Gorgeous, gripping, and well-paced, Oxenfree cuts a new path for adventure games, and is an excellent debut from Night School Studio. Do yourself a favor: Skip movie night and play this one alongside a friend.
By the end of What Remains of Edith Finch, I felt close to the Finch family. I felt close in a way that only games could articulate with their unique interactive language. I was a kid on a swing, trying to get as high as he can. I was a baby in a bathtub. I was a curious, hungry kid. What Remains of Edith Finch doesn't just tell you about the tragic history of the Finch family, it allows you to embody it.
It's easy to fall in love with The Witness, and even easier to have your heart broken by the callous indifference of Jonathan Blow's beautiful island. A healthy challenge is good for any game, but the puzzles on display here offer few inroads to understanding for those who can't think exactly like their creator.
Rocket League is simple in concept - it's basically soccer with cars - yet it works brilliantly as a multiplayer game. It's incredibly easy to pick up as a beginner, but learning the intricacies of its controls takes many, many hours. And doing so is a thoroughly enjoyable and rewarding experience.
Combine a highly compelling visual narrative with superb puzzles and brilliant platforming, and you have Inside, one of the most intriguing, addictive, and beautiful-looking games of this generation. Its only downside is that it's quite short, but while it lasts, it's absolutely glorious.
Gone Home's non-violent, narrative-heavy experience won't be to everyone's taste, but engage with it -- preferably in a single sitting -- and you'll find yourself drawn deeply into an incredibly immersive experience.
You may think it's impossible to feel empathetic over an inanimate blanket, and yet, in Forgotton Anne it feels like second nature. And not just for blankets—for all long forgotten things brought to life in the magical Forgotten Lands. While the platforming is often frustrating, the game's captivating world, art direction, and meaningful choices more than make up for it.
Firewatch doesn't provide the same emotional heights or satisfying conclusion you'd expect from such a story-heavy game, but Campo Santo definitely shows promise with their debut project. Even if it won't have you reaching for the tissues by the end, this woodland walking simulator still provides a pretty great way to burn through an otherwise unoccupied afternoon.
The field of indie roguelike Metroidvanias is littered with competition, but Dead Cells stands out by focusing on movement and combat. None of its peers feel as good in their moment-to-moment play.

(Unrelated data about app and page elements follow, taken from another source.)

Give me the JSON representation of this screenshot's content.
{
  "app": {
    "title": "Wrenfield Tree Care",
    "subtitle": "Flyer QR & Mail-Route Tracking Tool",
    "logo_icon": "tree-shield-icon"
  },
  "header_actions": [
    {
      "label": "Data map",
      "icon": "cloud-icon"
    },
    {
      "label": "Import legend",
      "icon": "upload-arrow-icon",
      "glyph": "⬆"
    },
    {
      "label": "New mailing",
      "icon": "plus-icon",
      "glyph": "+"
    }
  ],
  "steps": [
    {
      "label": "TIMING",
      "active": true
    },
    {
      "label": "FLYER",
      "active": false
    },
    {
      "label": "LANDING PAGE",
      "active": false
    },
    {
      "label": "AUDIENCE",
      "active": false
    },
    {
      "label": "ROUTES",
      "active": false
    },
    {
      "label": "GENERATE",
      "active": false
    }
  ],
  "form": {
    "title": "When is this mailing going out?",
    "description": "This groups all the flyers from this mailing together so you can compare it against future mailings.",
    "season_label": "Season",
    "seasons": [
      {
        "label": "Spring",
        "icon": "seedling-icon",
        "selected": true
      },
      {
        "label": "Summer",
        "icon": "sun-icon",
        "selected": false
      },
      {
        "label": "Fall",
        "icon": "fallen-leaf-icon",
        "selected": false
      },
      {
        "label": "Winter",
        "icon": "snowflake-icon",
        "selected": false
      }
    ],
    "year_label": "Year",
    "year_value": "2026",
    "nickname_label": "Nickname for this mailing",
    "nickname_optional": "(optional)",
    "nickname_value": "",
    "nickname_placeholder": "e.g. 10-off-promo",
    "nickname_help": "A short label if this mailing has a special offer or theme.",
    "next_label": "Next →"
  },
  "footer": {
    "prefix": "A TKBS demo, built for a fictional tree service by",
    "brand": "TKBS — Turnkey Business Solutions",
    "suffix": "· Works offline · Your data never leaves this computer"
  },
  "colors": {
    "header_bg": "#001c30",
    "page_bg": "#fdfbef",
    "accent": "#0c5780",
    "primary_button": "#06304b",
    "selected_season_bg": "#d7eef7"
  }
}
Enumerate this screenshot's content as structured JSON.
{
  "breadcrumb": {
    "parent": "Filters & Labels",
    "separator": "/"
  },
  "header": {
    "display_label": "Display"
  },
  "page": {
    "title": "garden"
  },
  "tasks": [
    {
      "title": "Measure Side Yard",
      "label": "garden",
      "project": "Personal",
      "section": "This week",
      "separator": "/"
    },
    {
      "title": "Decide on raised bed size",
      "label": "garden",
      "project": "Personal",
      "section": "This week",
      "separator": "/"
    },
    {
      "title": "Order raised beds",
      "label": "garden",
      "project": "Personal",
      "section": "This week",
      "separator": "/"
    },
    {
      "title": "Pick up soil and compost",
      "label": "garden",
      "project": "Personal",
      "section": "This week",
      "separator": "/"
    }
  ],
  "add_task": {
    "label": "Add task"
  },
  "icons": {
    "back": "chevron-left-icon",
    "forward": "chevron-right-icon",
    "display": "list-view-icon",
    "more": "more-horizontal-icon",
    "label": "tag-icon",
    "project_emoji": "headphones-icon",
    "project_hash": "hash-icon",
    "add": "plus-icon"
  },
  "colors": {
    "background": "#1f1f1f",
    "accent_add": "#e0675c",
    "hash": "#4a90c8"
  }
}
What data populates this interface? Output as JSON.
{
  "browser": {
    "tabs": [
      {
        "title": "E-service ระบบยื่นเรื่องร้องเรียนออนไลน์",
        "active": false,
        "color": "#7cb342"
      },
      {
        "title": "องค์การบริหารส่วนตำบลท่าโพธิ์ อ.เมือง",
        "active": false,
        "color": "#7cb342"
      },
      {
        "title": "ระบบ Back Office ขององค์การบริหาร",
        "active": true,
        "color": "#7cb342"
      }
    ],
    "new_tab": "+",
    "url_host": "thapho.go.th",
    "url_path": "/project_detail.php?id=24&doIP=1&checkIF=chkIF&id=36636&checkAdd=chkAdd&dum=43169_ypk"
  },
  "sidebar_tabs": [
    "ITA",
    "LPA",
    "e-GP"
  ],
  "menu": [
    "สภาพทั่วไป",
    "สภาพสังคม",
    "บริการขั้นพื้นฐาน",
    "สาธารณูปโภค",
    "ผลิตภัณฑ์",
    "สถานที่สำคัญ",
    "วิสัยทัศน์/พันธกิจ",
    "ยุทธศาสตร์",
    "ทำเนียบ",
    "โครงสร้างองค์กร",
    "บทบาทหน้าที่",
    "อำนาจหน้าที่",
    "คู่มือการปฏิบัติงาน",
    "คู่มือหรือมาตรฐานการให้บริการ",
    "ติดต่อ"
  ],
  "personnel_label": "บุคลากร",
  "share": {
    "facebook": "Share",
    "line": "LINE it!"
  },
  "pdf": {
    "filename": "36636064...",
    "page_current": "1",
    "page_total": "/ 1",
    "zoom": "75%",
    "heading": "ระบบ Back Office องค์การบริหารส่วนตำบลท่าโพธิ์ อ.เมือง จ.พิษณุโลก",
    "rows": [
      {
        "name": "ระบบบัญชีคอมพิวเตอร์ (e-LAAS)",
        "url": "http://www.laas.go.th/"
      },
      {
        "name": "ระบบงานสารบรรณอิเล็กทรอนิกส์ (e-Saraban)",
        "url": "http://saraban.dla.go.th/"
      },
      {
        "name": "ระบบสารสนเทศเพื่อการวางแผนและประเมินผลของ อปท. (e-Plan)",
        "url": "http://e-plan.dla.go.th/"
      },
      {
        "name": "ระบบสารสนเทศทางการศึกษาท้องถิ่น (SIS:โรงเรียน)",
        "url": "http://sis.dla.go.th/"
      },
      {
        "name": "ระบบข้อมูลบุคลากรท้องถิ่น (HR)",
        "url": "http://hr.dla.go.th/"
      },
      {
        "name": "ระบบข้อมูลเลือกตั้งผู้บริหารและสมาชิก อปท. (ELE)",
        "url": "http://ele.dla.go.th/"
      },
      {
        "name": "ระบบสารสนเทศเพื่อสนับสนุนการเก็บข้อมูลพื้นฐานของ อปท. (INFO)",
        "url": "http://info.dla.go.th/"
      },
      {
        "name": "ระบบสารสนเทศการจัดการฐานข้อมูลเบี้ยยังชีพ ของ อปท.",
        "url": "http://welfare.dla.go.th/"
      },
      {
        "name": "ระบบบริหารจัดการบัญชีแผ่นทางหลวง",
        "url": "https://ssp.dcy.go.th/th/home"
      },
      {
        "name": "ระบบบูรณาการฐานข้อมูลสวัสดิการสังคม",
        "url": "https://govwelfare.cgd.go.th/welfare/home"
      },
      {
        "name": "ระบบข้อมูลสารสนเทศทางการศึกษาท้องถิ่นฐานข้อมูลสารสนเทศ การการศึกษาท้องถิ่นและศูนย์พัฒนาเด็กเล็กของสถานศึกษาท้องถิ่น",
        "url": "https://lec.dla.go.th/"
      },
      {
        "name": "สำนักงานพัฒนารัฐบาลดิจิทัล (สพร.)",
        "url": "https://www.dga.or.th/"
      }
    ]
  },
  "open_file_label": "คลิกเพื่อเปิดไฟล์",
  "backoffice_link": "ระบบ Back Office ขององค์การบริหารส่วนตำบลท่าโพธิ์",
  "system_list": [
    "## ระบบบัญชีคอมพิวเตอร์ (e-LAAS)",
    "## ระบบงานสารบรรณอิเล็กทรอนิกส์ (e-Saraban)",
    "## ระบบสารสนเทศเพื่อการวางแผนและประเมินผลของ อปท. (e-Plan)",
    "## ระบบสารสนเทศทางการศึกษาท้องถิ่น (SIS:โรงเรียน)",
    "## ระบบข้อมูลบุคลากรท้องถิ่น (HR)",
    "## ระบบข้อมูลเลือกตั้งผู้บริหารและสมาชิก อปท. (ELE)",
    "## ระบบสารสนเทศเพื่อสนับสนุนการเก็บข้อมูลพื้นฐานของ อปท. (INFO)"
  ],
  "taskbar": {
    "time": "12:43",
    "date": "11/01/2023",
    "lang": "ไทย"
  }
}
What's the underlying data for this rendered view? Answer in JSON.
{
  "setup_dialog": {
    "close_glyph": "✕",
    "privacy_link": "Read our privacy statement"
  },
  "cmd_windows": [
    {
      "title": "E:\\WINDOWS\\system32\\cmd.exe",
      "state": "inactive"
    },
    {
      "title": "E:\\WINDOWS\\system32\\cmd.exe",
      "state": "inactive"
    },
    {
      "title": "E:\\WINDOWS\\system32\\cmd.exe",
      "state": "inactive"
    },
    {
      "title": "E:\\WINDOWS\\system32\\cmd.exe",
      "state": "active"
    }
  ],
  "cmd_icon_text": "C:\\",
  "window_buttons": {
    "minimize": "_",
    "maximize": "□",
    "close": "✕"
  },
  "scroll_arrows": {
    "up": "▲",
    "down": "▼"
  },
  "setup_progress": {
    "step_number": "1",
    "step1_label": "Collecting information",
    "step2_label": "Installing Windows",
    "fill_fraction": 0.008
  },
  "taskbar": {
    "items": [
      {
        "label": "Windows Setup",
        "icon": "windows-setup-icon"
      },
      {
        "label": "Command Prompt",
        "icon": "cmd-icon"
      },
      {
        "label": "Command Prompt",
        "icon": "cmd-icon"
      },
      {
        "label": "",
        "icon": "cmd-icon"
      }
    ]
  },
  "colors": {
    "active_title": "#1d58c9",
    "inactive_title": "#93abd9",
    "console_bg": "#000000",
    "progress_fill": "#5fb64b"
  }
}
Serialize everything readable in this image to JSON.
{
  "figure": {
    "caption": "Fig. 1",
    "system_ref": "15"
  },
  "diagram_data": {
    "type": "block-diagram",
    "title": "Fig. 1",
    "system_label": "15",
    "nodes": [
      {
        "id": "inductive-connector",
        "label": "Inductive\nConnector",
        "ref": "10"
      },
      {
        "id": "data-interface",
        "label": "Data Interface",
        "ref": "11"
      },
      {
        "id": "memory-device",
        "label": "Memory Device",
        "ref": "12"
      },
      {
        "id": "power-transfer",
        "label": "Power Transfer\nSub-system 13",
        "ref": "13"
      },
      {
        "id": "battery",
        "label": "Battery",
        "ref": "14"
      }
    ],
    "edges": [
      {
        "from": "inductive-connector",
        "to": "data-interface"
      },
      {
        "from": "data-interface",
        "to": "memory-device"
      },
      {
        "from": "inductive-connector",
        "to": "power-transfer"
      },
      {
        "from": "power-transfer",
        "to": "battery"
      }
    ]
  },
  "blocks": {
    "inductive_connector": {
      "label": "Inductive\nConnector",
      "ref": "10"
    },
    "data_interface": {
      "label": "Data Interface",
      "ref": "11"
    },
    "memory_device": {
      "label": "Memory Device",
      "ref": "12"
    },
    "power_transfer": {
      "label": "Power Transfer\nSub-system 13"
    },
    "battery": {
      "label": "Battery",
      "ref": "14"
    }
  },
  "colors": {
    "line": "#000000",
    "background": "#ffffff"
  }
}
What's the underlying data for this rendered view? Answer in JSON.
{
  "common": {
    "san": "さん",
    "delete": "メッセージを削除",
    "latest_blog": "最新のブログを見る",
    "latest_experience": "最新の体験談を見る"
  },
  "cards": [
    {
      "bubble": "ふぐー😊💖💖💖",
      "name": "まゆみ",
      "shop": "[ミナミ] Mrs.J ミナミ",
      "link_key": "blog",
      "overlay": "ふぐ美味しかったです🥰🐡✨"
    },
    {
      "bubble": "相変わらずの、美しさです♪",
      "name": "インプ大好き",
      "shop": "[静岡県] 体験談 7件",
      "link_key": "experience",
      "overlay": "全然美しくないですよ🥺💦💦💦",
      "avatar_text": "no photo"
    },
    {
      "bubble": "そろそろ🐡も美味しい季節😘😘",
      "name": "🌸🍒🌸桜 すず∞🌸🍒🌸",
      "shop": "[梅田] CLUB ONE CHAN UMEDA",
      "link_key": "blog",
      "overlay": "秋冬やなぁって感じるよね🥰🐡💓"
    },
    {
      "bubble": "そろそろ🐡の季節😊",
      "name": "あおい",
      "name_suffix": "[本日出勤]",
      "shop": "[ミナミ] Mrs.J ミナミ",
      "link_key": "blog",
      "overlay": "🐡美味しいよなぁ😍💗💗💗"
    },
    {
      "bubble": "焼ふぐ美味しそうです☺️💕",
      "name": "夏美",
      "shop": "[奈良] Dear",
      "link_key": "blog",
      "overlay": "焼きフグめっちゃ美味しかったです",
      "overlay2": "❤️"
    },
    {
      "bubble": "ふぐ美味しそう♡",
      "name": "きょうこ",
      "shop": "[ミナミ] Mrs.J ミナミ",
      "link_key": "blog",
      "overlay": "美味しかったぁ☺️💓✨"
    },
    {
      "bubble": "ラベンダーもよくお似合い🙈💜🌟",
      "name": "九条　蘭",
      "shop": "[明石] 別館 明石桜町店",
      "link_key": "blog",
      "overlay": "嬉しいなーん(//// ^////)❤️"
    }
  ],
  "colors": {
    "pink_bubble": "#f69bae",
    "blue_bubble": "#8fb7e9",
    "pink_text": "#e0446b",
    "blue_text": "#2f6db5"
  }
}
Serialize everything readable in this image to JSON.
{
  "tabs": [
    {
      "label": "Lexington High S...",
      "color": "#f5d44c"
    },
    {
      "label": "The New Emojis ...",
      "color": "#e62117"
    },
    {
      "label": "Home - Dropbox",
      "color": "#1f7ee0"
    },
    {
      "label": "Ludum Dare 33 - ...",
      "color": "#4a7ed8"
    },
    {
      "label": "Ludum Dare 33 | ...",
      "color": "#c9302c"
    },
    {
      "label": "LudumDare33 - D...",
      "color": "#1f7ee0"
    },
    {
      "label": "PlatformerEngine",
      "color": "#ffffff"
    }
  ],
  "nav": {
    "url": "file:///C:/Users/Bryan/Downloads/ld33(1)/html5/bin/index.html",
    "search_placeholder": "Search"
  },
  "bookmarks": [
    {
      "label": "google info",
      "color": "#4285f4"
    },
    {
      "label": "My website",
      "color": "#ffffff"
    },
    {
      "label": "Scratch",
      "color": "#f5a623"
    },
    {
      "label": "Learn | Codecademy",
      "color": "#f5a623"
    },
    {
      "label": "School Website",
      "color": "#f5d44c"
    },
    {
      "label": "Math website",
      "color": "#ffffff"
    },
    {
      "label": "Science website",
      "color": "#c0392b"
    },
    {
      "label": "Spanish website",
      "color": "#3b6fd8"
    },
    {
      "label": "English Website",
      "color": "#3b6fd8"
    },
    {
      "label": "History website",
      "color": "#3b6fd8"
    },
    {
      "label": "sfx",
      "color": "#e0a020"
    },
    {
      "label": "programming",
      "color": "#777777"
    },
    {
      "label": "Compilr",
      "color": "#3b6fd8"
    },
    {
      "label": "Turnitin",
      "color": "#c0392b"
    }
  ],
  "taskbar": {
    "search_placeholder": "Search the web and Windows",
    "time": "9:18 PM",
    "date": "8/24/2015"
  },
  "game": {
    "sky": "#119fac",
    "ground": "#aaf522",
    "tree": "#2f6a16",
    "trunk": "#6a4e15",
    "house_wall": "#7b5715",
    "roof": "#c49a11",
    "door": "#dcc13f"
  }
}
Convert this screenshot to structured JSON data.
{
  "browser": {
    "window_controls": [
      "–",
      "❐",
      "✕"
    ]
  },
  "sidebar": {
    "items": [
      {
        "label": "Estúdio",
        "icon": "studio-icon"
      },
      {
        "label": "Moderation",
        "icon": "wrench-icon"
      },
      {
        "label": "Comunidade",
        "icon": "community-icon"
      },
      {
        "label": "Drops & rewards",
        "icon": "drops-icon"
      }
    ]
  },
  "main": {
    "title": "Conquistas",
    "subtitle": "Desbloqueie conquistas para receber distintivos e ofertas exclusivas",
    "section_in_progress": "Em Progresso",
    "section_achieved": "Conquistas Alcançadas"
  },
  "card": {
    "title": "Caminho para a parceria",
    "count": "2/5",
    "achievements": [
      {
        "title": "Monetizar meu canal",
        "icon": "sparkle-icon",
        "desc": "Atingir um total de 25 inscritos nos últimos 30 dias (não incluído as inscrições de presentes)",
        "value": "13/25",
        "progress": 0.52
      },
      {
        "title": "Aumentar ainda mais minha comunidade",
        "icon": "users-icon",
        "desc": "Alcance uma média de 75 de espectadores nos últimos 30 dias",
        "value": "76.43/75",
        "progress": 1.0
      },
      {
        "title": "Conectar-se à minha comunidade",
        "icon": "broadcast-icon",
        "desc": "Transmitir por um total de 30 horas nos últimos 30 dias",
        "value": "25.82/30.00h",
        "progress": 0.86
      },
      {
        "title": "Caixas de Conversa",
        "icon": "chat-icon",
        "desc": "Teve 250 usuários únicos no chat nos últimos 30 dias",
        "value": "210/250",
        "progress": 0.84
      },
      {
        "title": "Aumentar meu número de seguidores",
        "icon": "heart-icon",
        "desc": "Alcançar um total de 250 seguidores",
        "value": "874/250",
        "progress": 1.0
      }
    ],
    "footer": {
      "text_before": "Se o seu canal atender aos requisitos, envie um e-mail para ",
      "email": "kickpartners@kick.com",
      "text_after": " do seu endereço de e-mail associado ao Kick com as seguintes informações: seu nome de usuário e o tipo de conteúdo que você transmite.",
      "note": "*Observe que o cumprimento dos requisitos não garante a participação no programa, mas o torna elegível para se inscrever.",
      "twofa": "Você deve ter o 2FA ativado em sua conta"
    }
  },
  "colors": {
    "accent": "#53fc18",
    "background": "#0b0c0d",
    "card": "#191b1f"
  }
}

The controls are tight, the movement is fluid, and the combat has a real weight to it. Once you get into it, Dead Cells is about this unique state of combat flow, where you're moving, dodging, and killing your way to the end at high-speed. The progression system causes the game to stumble a little, since it's less than satisfying to upgrade a chance at better items dropping. But Dead Cells is a winner overall, especially if you're a player who's all about technique and execution.
Platformers, especially those with a retro flair, come along often. But so rarely do they work as well as Celeste does. Celeste is an exercise of excellence in the well-trodden platforming genre. Whether it's the score that kicks up just as busily just as heroine Madeleine does, the mechanics that build and build with each new room you uncover, or its lushly pixelated landscapes: there's a lot to love in Celeste. It's the sort of game that makes you feel strong while playing it; if you can dash-jump through impossible holes between narrow icy spikes to climb that goddamn mountain, you can probably do anything.